The 10 poorest constituencies
The proposed swaps would make for some interesting reality checks. Michael Gove, for instance, would spend his week in Coventry North-East, where he would encounter a community in which more than 30 per cent of children live in poor households, compared to fewer than 10 per cent in his own constituency of Surrey Heath. He has in the past said that the only reason food banks are needed is poor financial management by householders. That may, indeed, be true of a few (although not all) poor households in affluent Surrey Heath, but a week taking the surgery in Coventry North-East might give him a different perspective. George Osborne should spend a week in Glasgow North-West, but if he isn’t keen on travelling north of the border, he could go to Sheffield Central instead, which has 30.8 per cent of children in impoverished households, three times the rate found in his affluent Cheshire constituency of Tatton. David Cameron represents an even more privileged constituency: Witney in Oxfordshire has only 8 per cent of its children living in poverty. So he should spend a week in North Belfast, the place with a proportion of underprivileged children more than four times that in Witney. Or, if he prefers staying in England, he could try Brent North, where just over 35 per cent of children living in impoverished households.

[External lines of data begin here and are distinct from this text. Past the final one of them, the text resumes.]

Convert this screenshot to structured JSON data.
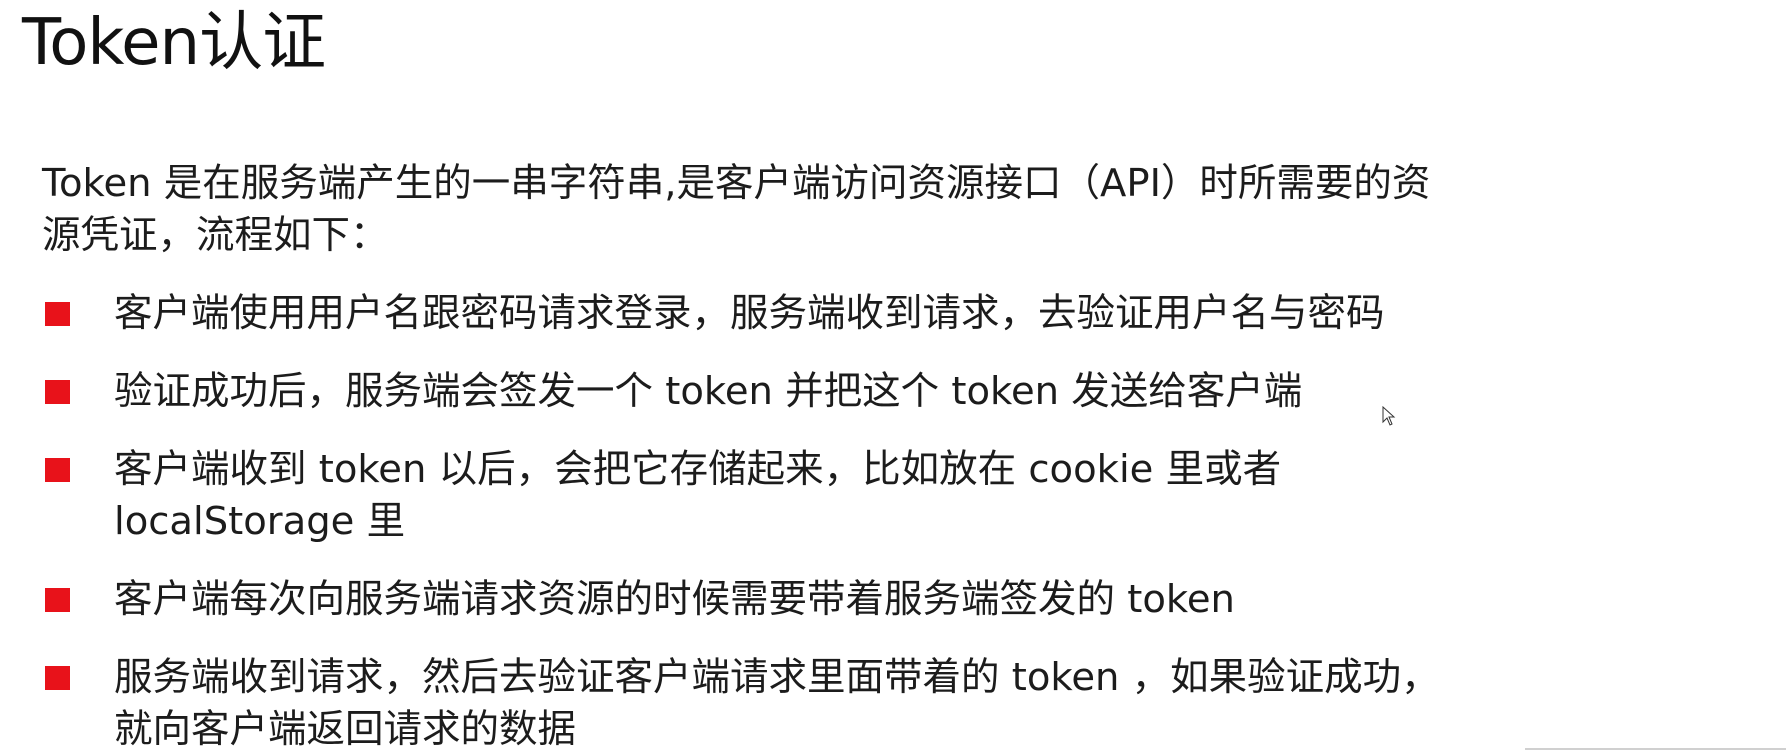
{
  "slide": {
    "title": "Token认证",
    "intro_lines": [
      "Token 是在服务端产生的一串字符串,是客户端访问资源接口（API）时所需要的资",
      "源凭证，流程如下："
    ],
    "bullets": [
      {
        "lines": [
          "客户端使用用户名跟密码请求登录，服务端收到请求，去验证用户名与密码"
        ]
      },
      {
        "lines": [
          "验证成功后，服务端会签发一个 token 并把这个 token 发送给客户端"
        ]
      },
      {
        "lines": [
          "客户端收到 token 以后，会把它存储起来，比如放在 cookie 里或者",
          "localStorage 里"
        ]
      },
      {
        "lines": [
          "客户端每次向服务端请求资源的时候需要带着服务端签发的 token"
        ]
      },
      {
        "lines": [
          "服务端收到请求，然后去验证客户端请求里面带着的 token ，如果验证成功，",
          "就向客户端返回请求的数据"
        ]
      }
    ],
    "bullet_icon": "square-bullet-icon",
    "cursor_icon": "mouse-pointer-icon",
    "colors": {
      "bullet": "#e8121a",
      "text": "#1c1c1c",
      "background": "#ffffff"
    }
  }
}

The 10 constituencies with the least poverty
Cameron’s fellow Old Etonian Oliver Letwin, who represents idyllic West Dorset, would be spending his week in gritty Burnley, swapping with the Liberal Democrat Gordon Birtwistle. Deputy Prime Minister Nick Clegg represents the urban constituency with the lowest incidence of child poverty: In Sheffield Hallam the figure is just one in 20 (5 per cent), exceeded only by the rural hideaway of West Aberdeenshire and Kincardine. Clegg should spend his week in Poplar and Limehouse, where almost fully one-half of children (46 per cent) are growing up in poor households.

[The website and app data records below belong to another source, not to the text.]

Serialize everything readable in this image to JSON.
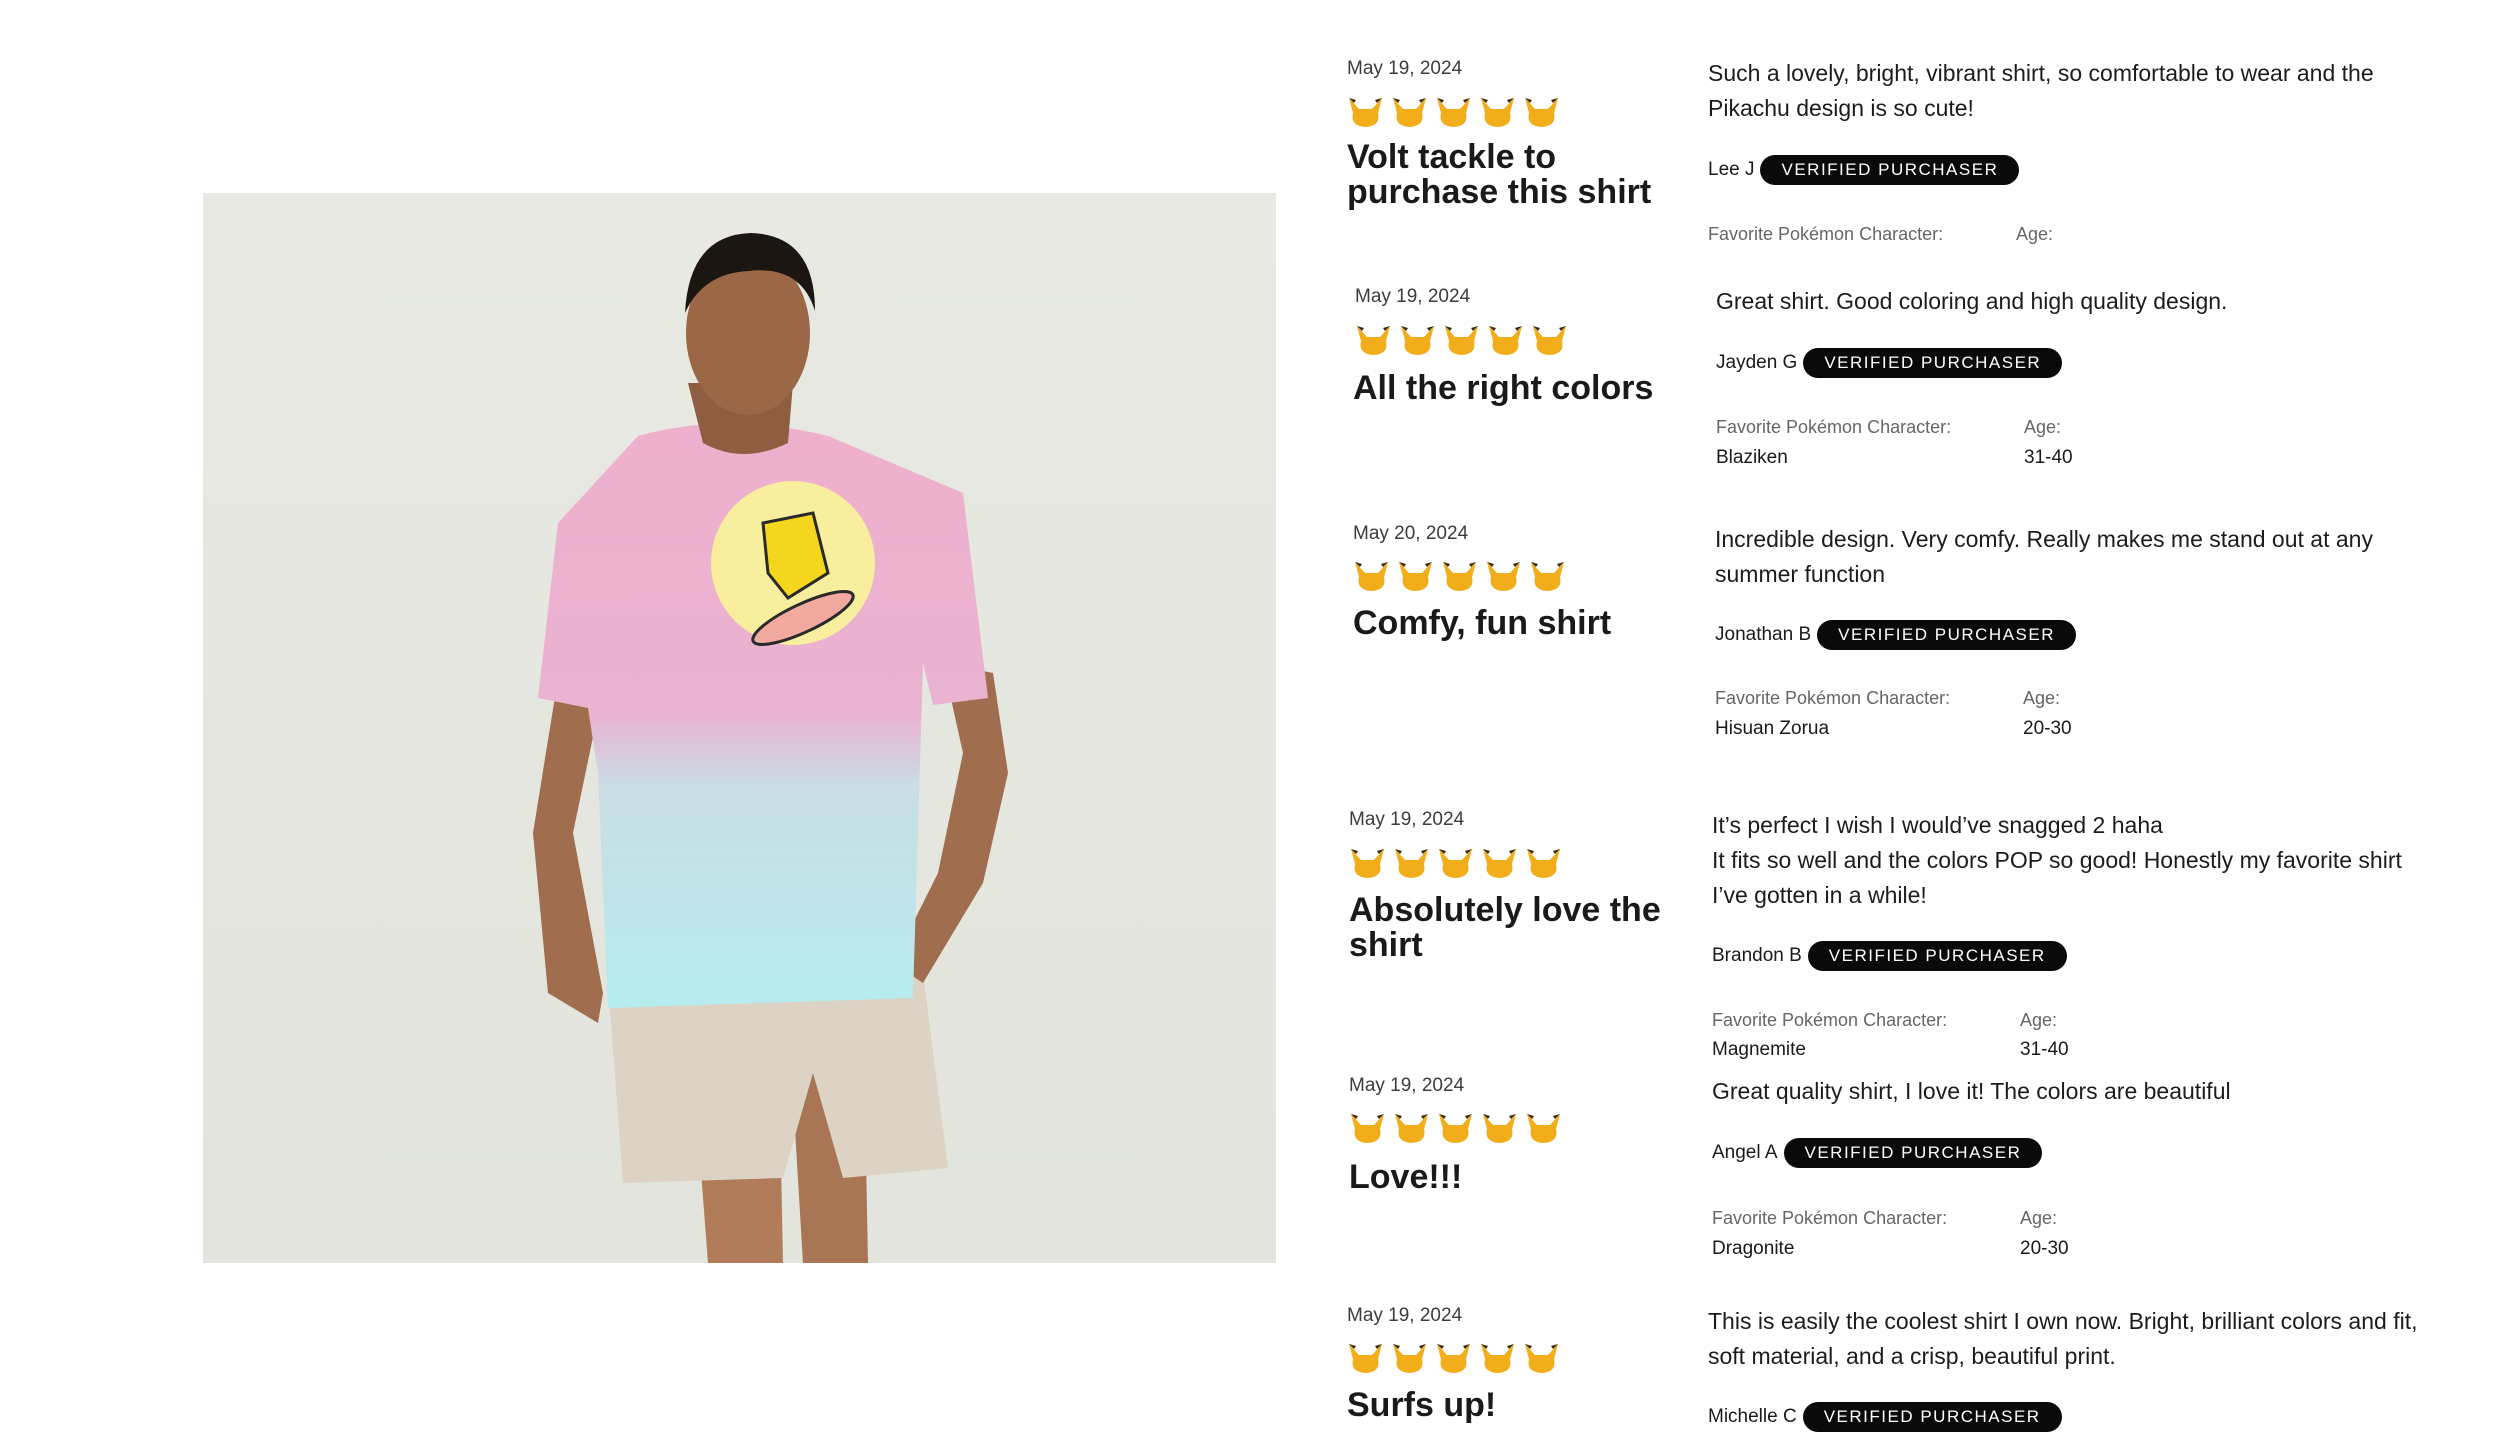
{
  "colors": {
    "star": "#f2ad1a",
    "badge": "#0a0a0a",
    "badge_text": "#ffffff",
    "photo_background": "#e4e6df"
  },
  "icons": {
    "rating": "pikachu-head-icon"
  },
  "image": {
    "name": "model-wearing-pikachu-surf-tie-dye-shirt"
  },
  "labels": {
    "favorite": "Favorite Pokémon Character:",
    "age": "Age:"
  },
  "reviews": [
    {
      "date": "May 19, 2024",
      "rating": 5,
      "title": "Volt tackle to purchase this shirt",
      "body": "Such a lovely, bright, vibrant shirt, so comfortable to wear and the Pikachu design is so cute!",
      "reviewer": "Lee J",
      "badge": "VERIFIED PURCHASER",
      "favorite": "",
      "age": ""
    },
    {
      "date": "May 19, 2024",
      "rating": 5,
      "title": "All the right colors",
      "body": "Great shirt. Good coloring and high quality design.",
      "reviewer": "Jayden G",
      "badge": "VERIFIED PURCHASER",
      "favorite": "Blaziken",
      "age": "31-40"
    },
    {
      "date": "May 20, 2024",
      "rating": 5,
      "title": "Comfy, fun shirt",
      "body": "Incredible design. Very comfy. Really makes me stand out at any summer function",
      "reviewer": "Jonathan B",
      "badge": "VERIFIED PURCHASER",
      "favorite": "Hisuan Zorua",
      "age": "20-30"
    },
    {
      "date": "May 19, 2024",
      "rating": 5,
      "title": "Absolutely love the shirt",
      "body": "It’s perfect I wish I would’ve snagged 2 haha\nIt fits so well and the colors POP so good! Honestly my favorite shirt I’ve gotten in a while!",
      "reviewer": "Brandon B",
      "badge": "VERIFIED PURCHASER",
      "favorite": "Magnemite",
      "age": "31-40"
    },
    {
      "date": "May 19, 2024",
      "rating": 5,
      "title": "Love!!!",
      "body": "Great quality shirt, I love it! The colors are beautiful",
      "reviewer": "Angel A",
      "badge": "VERIFIED PURCHASER",
      "favorite": "Dragonite",
      "age": "20-30"
    },
    {
      "date": "May 19, 2024",
      "rating": 5,
      "title": "Surfs up!",
      "body": "This is easily the coolest shirt I own now. Bright, brilliant colors and fit, soft material, and a crisp, beautiful print.",
      "reviewer": "Michelle C",
      "badge": "VERIFIED PURCHASER",
      "favorite": "",
      "age": ""
    }
  ]
}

Poplar’s 46 per cent of children in poor households is exceeded only by Bethnal Green and Bow, and almost matched by Manchester Central, Birmingham Ladywood and Hackney South and Shoreditch. The Tory MPs for North-East Hampshire, York Outer and Henley, respectively, should be spending their weeks in these inner city communities: James Arbuthnot, Julian Sturdy and John Howell would swap with their Labour opposite number—Lucy Powell, Shabhana Mahmood and Meg Hillier. Meanwhile, Ed Milliband would not have to travel far, swapping Doncaster North with Greg Mulholland’s Leeds North West, while only Ed Balls, in Morley and Outwood, would have to swap with a member of his own party, Michael Dugher’s Barnsley East.

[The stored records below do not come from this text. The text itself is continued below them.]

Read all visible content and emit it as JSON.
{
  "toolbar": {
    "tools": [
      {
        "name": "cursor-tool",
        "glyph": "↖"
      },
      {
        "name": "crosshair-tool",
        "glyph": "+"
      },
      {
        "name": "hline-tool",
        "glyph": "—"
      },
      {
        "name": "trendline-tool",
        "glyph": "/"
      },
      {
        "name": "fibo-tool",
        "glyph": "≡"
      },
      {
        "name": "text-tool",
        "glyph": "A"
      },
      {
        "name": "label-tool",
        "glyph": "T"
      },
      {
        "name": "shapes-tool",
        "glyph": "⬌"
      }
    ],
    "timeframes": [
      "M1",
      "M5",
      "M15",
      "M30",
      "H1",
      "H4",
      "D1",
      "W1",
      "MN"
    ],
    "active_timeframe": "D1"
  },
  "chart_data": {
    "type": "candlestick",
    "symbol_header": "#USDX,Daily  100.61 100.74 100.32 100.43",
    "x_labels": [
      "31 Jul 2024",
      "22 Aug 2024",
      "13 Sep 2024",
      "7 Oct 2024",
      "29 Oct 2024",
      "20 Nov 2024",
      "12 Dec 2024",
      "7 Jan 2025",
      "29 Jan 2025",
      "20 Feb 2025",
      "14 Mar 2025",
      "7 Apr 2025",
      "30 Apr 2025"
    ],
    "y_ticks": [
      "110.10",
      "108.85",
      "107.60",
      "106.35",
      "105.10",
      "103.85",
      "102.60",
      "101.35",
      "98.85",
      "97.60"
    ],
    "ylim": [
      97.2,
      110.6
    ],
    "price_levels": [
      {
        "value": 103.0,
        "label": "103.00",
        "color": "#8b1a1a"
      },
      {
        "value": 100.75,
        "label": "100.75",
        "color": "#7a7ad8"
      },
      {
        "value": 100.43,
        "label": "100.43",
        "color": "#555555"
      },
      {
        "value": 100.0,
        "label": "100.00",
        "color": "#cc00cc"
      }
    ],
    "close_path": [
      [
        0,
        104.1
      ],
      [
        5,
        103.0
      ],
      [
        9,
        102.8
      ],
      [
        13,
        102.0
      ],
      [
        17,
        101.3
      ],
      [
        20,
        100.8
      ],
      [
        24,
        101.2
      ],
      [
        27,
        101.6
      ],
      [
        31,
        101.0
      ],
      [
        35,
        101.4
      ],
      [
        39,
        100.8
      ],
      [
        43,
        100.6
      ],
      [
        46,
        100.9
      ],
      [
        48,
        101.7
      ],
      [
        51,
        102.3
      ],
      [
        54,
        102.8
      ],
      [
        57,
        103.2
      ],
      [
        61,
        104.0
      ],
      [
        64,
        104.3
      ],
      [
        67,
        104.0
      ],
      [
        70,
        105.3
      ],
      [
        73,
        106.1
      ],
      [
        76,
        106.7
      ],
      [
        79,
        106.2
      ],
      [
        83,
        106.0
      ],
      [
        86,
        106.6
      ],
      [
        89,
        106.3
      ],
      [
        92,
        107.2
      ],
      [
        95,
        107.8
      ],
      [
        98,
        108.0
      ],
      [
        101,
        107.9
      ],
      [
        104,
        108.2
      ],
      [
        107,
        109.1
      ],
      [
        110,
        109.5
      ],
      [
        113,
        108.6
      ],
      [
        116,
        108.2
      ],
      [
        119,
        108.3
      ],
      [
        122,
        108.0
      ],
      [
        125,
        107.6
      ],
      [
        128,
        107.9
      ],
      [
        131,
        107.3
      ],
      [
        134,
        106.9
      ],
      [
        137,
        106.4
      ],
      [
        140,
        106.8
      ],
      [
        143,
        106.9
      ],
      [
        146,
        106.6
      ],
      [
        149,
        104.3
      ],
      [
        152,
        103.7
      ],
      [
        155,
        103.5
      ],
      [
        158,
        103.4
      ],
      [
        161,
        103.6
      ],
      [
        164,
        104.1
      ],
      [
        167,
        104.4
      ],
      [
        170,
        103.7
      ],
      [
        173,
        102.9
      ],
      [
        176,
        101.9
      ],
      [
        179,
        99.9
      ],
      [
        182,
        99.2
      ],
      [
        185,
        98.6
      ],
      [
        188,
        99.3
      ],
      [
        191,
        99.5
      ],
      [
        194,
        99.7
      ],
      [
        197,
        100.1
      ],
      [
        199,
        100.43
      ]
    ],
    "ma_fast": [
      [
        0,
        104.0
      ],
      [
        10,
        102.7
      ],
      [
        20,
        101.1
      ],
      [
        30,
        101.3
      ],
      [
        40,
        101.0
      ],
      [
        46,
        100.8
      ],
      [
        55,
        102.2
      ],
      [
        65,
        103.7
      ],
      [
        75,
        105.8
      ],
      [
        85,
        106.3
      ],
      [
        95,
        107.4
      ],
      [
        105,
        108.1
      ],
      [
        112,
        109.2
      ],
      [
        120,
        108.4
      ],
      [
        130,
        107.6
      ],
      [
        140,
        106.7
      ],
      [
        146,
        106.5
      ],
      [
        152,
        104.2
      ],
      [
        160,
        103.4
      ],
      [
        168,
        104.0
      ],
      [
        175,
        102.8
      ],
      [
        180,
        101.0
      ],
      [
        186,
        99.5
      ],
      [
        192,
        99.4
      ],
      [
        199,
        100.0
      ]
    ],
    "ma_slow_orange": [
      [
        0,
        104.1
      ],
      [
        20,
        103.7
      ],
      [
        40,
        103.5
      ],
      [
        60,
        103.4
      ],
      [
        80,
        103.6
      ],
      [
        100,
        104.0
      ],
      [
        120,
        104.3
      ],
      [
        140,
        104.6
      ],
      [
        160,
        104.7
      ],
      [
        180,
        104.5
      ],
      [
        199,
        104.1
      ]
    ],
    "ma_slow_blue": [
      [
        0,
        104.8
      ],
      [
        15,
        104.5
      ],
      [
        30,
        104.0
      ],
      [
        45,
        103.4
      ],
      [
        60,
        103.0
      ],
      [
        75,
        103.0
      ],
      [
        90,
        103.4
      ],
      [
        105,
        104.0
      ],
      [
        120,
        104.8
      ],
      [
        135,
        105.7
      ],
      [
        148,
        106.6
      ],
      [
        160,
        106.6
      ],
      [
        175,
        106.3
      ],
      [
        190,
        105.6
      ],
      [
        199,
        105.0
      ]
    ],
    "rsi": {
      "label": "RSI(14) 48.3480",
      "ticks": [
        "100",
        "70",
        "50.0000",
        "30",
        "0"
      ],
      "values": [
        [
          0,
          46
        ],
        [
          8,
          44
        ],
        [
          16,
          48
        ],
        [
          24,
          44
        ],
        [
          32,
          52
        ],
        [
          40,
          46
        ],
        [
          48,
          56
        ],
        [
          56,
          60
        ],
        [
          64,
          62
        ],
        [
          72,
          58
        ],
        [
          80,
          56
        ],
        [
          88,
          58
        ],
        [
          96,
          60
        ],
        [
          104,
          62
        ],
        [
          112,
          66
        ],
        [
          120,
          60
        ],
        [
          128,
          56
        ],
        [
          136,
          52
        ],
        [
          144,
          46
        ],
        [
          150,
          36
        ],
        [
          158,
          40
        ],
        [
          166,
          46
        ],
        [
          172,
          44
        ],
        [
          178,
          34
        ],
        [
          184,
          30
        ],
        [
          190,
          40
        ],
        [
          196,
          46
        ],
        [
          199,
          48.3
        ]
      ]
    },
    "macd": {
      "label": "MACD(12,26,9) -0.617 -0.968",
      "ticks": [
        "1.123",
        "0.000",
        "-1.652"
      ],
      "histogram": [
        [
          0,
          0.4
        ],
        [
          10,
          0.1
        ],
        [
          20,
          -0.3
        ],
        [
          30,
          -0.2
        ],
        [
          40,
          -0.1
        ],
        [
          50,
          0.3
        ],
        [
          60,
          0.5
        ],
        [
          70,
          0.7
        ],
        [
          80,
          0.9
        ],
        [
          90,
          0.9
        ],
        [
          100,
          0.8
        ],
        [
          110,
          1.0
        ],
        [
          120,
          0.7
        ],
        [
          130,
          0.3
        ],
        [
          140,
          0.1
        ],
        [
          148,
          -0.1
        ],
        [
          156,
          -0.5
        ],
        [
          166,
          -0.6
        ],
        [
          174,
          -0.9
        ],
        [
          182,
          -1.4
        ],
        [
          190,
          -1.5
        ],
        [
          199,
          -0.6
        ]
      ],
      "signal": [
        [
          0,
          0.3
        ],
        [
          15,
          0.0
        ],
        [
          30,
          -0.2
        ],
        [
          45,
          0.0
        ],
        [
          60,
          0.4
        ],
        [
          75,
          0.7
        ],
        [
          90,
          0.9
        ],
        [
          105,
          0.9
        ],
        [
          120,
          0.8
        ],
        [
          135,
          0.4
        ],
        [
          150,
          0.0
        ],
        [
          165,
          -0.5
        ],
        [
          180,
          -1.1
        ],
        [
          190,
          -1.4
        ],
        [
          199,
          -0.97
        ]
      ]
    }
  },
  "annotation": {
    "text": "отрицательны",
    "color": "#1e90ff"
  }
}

Constituency swaps needn’t cost the taxpayer anything. The MPs involved could live in each other’s homes for the week. They might also consider moving their families, and giving their children a taste of the local schools. This would at least begin to give them an insight into the diversity of the nation they legislate for in Parliament.